Bottom Line: Our results evidence that E-protein transcripts, in particular E2-2 and E2A, are enriched in the postnatal SVZ with expression levels increasing as cells engage towards neuronal differentiation.Conversely, knock-down by shRNA electroporation resulted in opposite effects.Manipulation of E-proteins and/or Ascl1 in SVZ NSC cultures indicated that those effects were Ascl1 dependent, although they could not solely be attributed to an Ascl1-induced switch from promoting cell proliferation to triggering cell cycle arrest and differentiation.

View Article: PubMed Central - HTML - PubMed

Affiliation: Brain Research Institute, ETH Zurich/University of Zurich, 8057 Zurich, Switzerland. raineteau@hifo.uzh.ch.

ABSTRACT

Background: Neural stem cell (NSC) differentiation is a complex multistep process that persists in specific regions of the postnatal forebrain and requires tight regulation throughout life. The transcriptional control of NSC proliferation and specification involves Class II (proneural) and Class V (Id1-4) basic helix-loop-helix (bHLH) proteins. In this study, we analyzed the pattern of expression of their dimerization partners, Class I bHLH proteins (E-proteins), and explored their putative role in orchestrating postnatal subventricular zone (SVZ) neurogenesis.

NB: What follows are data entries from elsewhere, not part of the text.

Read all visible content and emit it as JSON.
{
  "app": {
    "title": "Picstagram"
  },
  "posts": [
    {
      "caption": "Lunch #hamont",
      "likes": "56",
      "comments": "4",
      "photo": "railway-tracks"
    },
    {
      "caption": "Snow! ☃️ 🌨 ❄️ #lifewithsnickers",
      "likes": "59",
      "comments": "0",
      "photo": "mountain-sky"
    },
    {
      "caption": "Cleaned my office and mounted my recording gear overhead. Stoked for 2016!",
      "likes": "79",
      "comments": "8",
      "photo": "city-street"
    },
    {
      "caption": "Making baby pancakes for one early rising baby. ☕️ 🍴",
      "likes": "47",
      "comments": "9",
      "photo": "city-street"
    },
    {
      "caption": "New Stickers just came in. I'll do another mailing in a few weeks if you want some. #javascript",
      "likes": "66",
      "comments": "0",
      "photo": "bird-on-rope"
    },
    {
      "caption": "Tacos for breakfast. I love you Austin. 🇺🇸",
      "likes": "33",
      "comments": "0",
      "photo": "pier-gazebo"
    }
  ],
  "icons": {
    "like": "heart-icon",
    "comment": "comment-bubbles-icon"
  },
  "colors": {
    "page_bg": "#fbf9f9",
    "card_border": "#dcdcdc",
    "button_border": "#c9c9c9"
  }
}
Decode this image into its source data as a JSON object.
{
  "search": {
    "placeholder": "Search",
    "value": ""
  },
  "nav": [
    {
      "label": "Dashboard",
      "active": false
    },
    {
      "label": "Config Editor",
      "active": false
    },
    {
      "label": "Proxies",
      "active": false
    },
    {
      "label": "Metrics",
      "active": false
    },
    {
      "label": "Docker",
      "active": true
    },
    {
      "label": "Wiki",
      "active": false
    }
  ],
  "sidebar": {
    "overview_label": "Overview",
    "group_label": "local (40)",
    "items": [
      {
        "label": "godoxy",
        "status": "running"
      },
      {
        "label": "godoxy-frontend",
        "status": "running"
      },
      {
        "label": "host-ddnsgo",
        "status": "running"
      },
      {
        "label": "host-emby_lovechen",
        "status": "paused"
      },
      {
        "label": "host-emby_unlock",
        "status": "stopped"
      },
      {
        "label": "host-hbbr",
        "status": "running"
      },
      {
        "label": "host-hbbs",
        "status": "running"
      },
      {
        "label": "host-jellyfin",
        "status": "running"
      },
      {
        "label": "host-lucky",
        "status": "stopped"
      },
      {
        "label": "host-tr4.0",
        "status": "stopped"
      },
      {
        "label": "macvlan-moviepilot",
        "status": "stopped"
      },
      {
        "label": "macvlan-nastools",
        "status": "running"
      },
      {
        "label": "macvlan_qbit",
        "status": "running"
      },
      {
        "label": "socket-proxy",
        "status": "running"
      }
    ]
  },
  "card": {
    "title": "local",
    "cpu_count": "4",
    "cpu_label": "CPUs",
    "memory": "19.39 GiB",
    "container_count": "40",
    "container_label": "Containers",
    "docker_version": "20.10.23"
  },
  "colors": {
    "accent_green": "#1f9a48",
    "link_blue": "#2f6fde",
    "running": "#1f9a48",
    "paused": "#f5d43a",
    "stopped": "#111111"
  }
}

Results: Overexpression of a dominant-negative form of the E-protein E47 (dnE47) confirmed a crucial role for bHLH transcriptional networks in postnatal neurogenesis by dramatically blocking SVZ NSC differentiation. In situ hybridization was used in combination with RT-qPCR to measure and compare the level of expression of E-protein transcripts (E2-2, E2A, and HEB) in the neonatal and adult SVZ as well as in magnetic affinity cell sorted progenitor cells and neuroblasts. Our results evidence that E-protein transcripts, in particular E2-2 and E2A, are enriched in the postnatal SVZ with expression levels increasing as cells engage towards neuronal differentiation. To investigate the role of E-proteins in orchestrating lineage progression, both in vitro and in vivo gain-of-function and loss-of-function experiments were performed for individual E-proteins. Overexpression of E2-2 and E2A promoted SVZ neurogenesis by enhancing not only radial glial cell differentiation but also cell cycle exit of their progeny. Conversely, knock-down by shRNA electroporation resulted in opposite effects. Manipulation of E-proteins and/or Ascl1 in SVZ NSC cultures indicated that those effects were Ascl1 dependent, although they could not solely be attributed to an Ascl1-induced switch from promoting cell proliferation to triggering cell cycle arrest and differentiation.

Conclusions: In contrast to former concepts, suggesting ubiquitous expression and subsidiary function for E-proteins to foster postnatal neurogenesis, this work unveils E-proteins as being active players in the orchestration of postnatal SVZ neurogenesis.

Show MeSH
Related in: MedlinePlus